What the exercise asks
Reproduce each entry below in full, exactly as it was given.
============================================================
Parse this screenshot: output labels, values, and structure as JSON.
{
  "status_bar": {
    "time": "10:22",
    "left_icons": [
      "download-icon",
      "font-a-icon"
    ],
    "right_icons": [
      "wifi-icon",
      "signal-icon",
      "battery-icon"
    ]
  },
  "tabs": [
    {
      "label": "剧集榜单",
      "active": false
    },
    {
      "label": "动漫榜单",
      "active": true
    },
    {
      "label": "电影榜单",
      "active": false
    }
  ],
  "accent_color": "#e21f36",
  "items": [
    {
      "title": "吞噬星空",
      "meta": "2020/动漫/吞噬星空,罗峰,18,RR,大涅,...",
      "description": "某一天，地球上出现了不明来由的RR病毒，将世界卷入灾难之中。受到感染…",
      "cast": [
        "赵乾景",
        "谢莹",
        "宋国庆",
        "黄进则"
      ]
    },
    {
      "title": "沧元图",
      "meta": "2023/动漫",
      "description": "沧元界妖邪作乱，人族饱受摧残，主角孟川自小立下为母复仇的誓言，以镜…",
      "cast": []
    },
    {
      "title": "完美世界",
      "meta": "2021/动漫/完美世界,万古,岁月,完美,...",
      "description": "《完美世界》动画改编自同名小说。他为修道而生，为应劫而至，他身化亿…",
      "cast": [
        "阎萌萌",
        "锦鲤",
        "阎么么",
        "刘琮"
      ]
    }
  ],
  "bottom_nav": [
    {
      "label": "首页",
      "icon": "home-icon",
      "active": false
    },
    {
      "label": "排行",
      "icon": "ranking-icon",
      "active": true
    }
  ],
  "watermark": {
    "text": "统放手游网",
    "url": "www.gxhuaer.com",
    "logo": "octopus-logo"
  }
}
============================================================
The answer
Parse this screenshot: output labels, values, and structure as JSON.
{
  "status_bar": {
    "time": "10:22",
    "left_icons": [
      "download-icon",
      "font-a-icon"
    ],
    "right_icons": [
      "wifi-icon",
      "signal-icon",
      "battery-icon"
    ]
  },
  "tabs": [
    {
      "label": "剧集榜单",
      "active": false
    },
    {
      "label": "动漫榜单",
      "active": true
    },
    {
      "label": "电影榜单",
      "active": false
    }
  ],
  "accent_color": "#e21f36",
  "items": [
    {
      "title": "吞噬星空",
      "meta": "2020/动漫/吞噬星空,罗峰,18,RR,大涅,...",
      "description": "某一天，地球上出现了不明来由的RR病毒，将世界卷入灾难之中。受到感染…",
      "cast": [
        "赵乾景",
        "谢莹",
        "宋国庆",
        "黄进则"
      ]
    },
    {
      "title": "沧元图",
      "meta": "2023/动漫",
      "description": "沧元界妖邪作乱，人族饱受摧残，主角孟川自小立下为母复仇的誓言，以镜…",
      "cast": []
    },
    {
      "title": "完美世界",
      "meta": "2021/动漫/完美世界,万古,岁月,完美,...",
      "description": "《完美世界》动画改编自同名小说。他为修道而生，为应劫而至，他身化亿…",
      "cast": [
        "阎萌萌",
        "锦鲤",
        "阎么么",
        "刘琮"
      ]
    }
  ],
  "bottom_nav": [
    {
      "label": "首页",
      "icon": "home-icon",
      "active": false
    },
    {
      "label": "排行",
      "icon": "ranking-icon",
      "active": true
    }
  ],
  "watermark": {
    "text": "统放手游网",
    "url": "www.gxhuaer.com",
    "logo": "octopus-logo"
  }
}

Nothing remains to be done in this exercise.